Mitchell’s NNP, after defaulting on loan payments to the island’s creditors, has no choice but to face the music of the IMF if ever the debt restructuring he requested is to be successful.
Given the experiences of the creditors with the previous NNP administration following the passage of hurricanes Ivan and Emily, they are not willing to enter into any arrangement with the government unless it is guided by the IMF. Reverend James must be aware of the biblical quote, “Give unto Caesar what is due unto Caesar.” Creditors are not willing to forgive their debts under these difficult economic circumstances.
The ramifications for the island would be worse if PM Mitchell refuses to accept the IMF proposals, These proposals may include an increase in VAT, or having fewer items zero rated, introduction of personal income tax which was removed by the NNP in 1995, debt service levy, retrenchment of public servants, the sale of state properties, freeze on employment, among others.
IMF proposals for Grenada would be similar to that of Greece. Greece, however, is in a much better situation because the country is part of the European Union (EU).
The world is definitely a cycle. Former Minister of Finance, Hon. Anthony Boatswain predicted that the NDC administration will have to turn to the IMF but his NNP party won’t because they can manage the economy much better. What is Hon Boatswain saying now? Is he singing a different tune or he has placed his thoughts on pause.
Mitchell’s NNP is responsible for racking up the island’s massive national debt so it is right and proper for his administration to fix. If he can’t fix it then it would be time for a new captain.
Hon. Nazim Burke has proved that he can keep the economy stable. There are very few renowned economists in Grenada and one of them is the Hon. Nazim Burke. Bernard Coard is highly prestigious and it’s not surprising if Dr Mitchell seeks his counsel. Prime Minister Mitchell is a Statistician by training and a politician by profession and as such he isn’t the person best suited to negotiate with the IMF. He has to get a team of smart and well trained economists, including Dr Patrick Antoine.

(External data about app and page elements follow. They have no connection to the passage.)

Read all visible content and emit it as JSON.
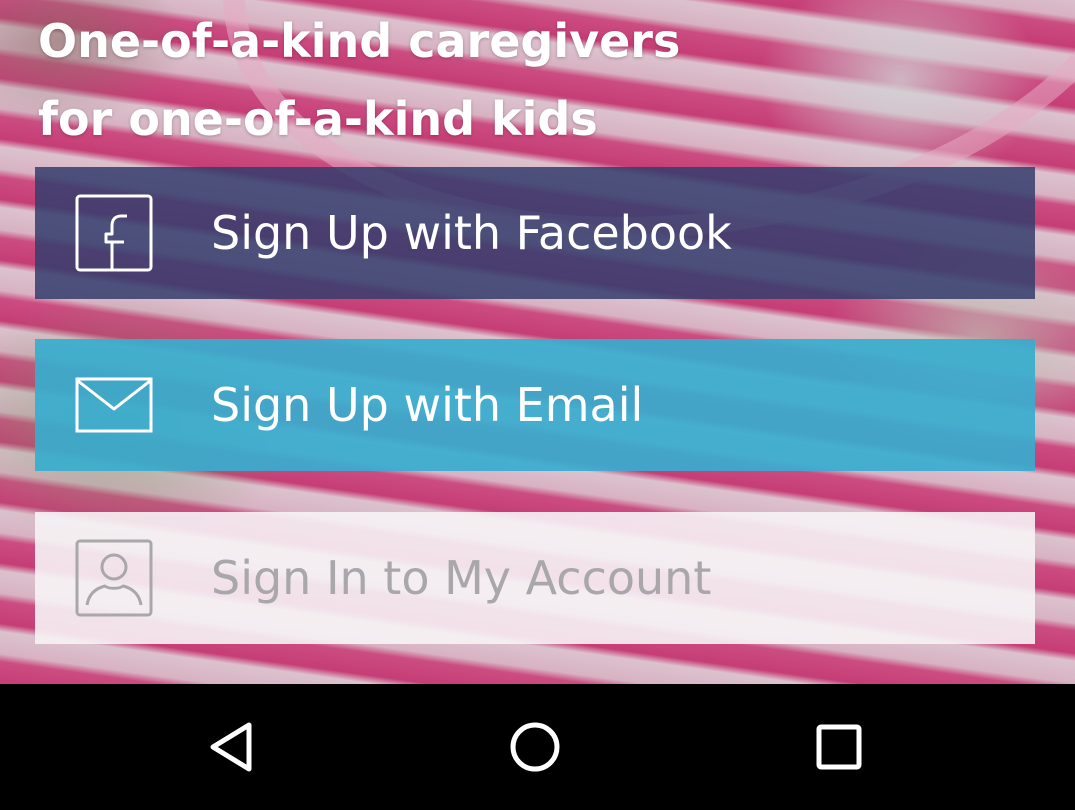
{
  "headline": {
    "line1": "One-of-a-kind caregivers",
    "line2": "for one-of-a-kind kids"
  },
  "buttons": {
    "facebook": {
      "label": "Sign Up with Facebook",
      "icon": "facebook-icon",
      "color": "#343e6e"
    },
    "email": {
      "label": "Sign Up with Email",
      "icon": "envelope-icon",
      "color": "#38acce"
    },
    "signin": {
      "label": "Sign In to My Account",
      "icon": "person-icon",
      "color": "#f6f3f5"
    }
  },
  "navbar": {
    "back": "back-icon",
    "home": "home-icon",
    "recents": "recents-icon"
  }
}
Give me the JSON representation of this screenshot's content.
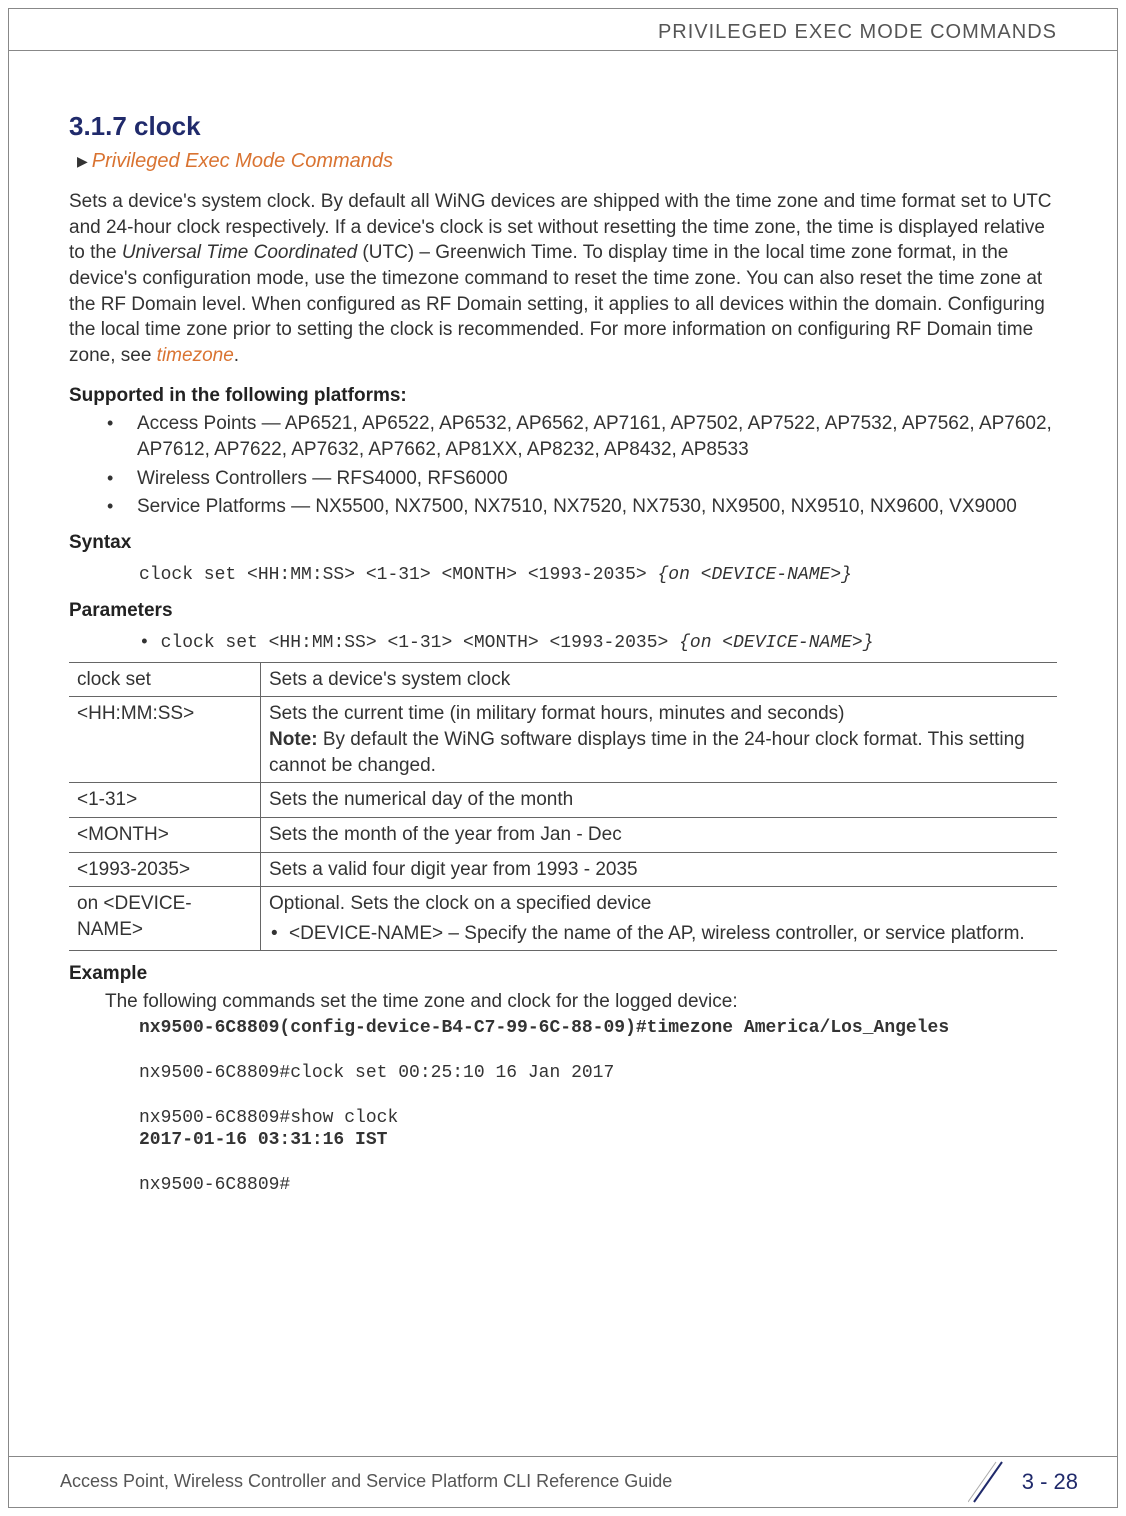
{
  "header": {
    "breadcrumb": "PRIVILEGED EXEC MODE COMMANDS"
  },
  "section": {
    "number_title": "3.1.7 clock",
    "breadcrumb_link": "Privileged Exec Mode Commands",
    "intro_pre": "Sets a device's system clock. By default all WiNG devices are shipped with the time zone and time format set to UTC and 24-hour clock respectively. If a device's clock is set without resetting the time zone, the time is displayed relative to the ",
    "intro_italic": "Universal Time Coordinated",
    "intro_post": " (UTC) – Greenwich Time. To display time in the local time zone format, in the device's configuration mode, use the timezone command to reset the time zone. You can also reset the time zone at the RF Domain level. When configured as RF Domain setting, it applies to all devices within the domain. Configuring the local time zone prior to setting the clock is recommended. For more information on configuring RF Domain time zone, see ",
    "intro_link": "timezone",
    "intro_end": "."
  },
  "supported": {
    "heading": "Supported in the following platforms:",
    "items": [
      "Access Points — AP6521, AP6522, AP6532, AP6562, AP7161, AP7502, AP7522, AP7532, AP7562, AP7602, AP7612, AP7622, AP7632, AP7662, AP81XX, AP8232, AP8432, AP8533",
      "Wireless Controllers — RFS4000, RFS6000",
      "Service Platforms — NX5500, NX7500, NX7510, NX7520, NX7530, NX9500, NX9510, NX9600, VX9000"
    ]
  },
  "syntax": {
    "heading": "Syntax",
    "line_plain": "clock set <HH:MM:SS> <1-31> <MONTH> <1993-2035> ",
    "line_italic": "{on <DEVICE-NAME>}"
  },
  "parameters": {
    "heading": "Parameters",
    "bullet_plain": "clock set <HH:MM:SS> <1-31> <MONTH> <1993-2035> ",
    "bullet_italic": "{on <DEVICE-NAME>}",
    "rows": [
      {
        "p": "clock set",
        "d": "Sets a device's system clock"
      },
      {
        "p": "<HH:MM:SS>",
        "d": "Sets the current time (in military format hours, minutes and seconds)",
        "note_label": "Note:",
        "note": " By default the WiNG software displays time in the 24-hour clock format. This setting cannot be changed."
      },
      {
        "p": "<1-31>",
        "d": "Sets the numerical day of the month"
      },
      {
        "p": "<MONTH>",
        "d": "Sets the month of the year from Jan - Dec"
      },
      {
        "p": "<1993-2035>",
        "d": "Sets a valid four digit year from 1993 - 2035"
      },
      {
        "p": "on <DEVICE-NAME>",
        "d": "Optional. Sets the clock on a specified device",
        "sub": "<DEVICE-NAME> – Specify the name of the AP, wireless controller, or service platform."
      }
    ]
  },
  "example": {
    "heading": "Example",
    "intro": "The following commands set the time zone and clock for the logged device:",
    "line1_bold": "nx9500-6C8809(config-device-B4-C7-99-6C-88-09)#timezone America/Los_Angeles",
    "line2": "nx9500-6C8809#clock set 00:25:10 16 Jan 2017",
    "line3": "nx9500-6C8809#show clock",
    "line4_bold": "2017-01-16 03:31:16 IST",
    "line5": "nx9500-6C8809#"
  },
  "footer": {
    "left": "Access Point, Wireless Controller and Service Platform CLI Reference Guide",
    "right": "3 - 28"
  }
}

Grenada can’t escape the IMF guillotine. The Conference of Churches suggestion may be welcome, but it is too little too late. The genie is already out of the bottle and it would take great skill, creativity, innovation and national unity to caution the effect of the IMF guillotine. The Conference of Churches played quarterback for too long and so trying to play striker now will prove very difficult. They have sat idly by when the country was grossly mismanaged and said nothing. They have quietly colluded with the powers-that-be to inflict pain and hardship on the poor and vulnerable. So, Bro James, it’s either the IMF medication or Grenada relegated to junk status and be blacklisted.
It would be more productive and progressive for the Conference of Churches to call for accountability, transparency and good governance and prepare their congregations for what is to come: the IMF Guillotine. Mitchell can’t hide, he can’t run. He just has to face it like a man and hope and pray that the masses don’t take to the streets. It will be the start of the Caribbean yellow revolution. Grenada is well known for making history.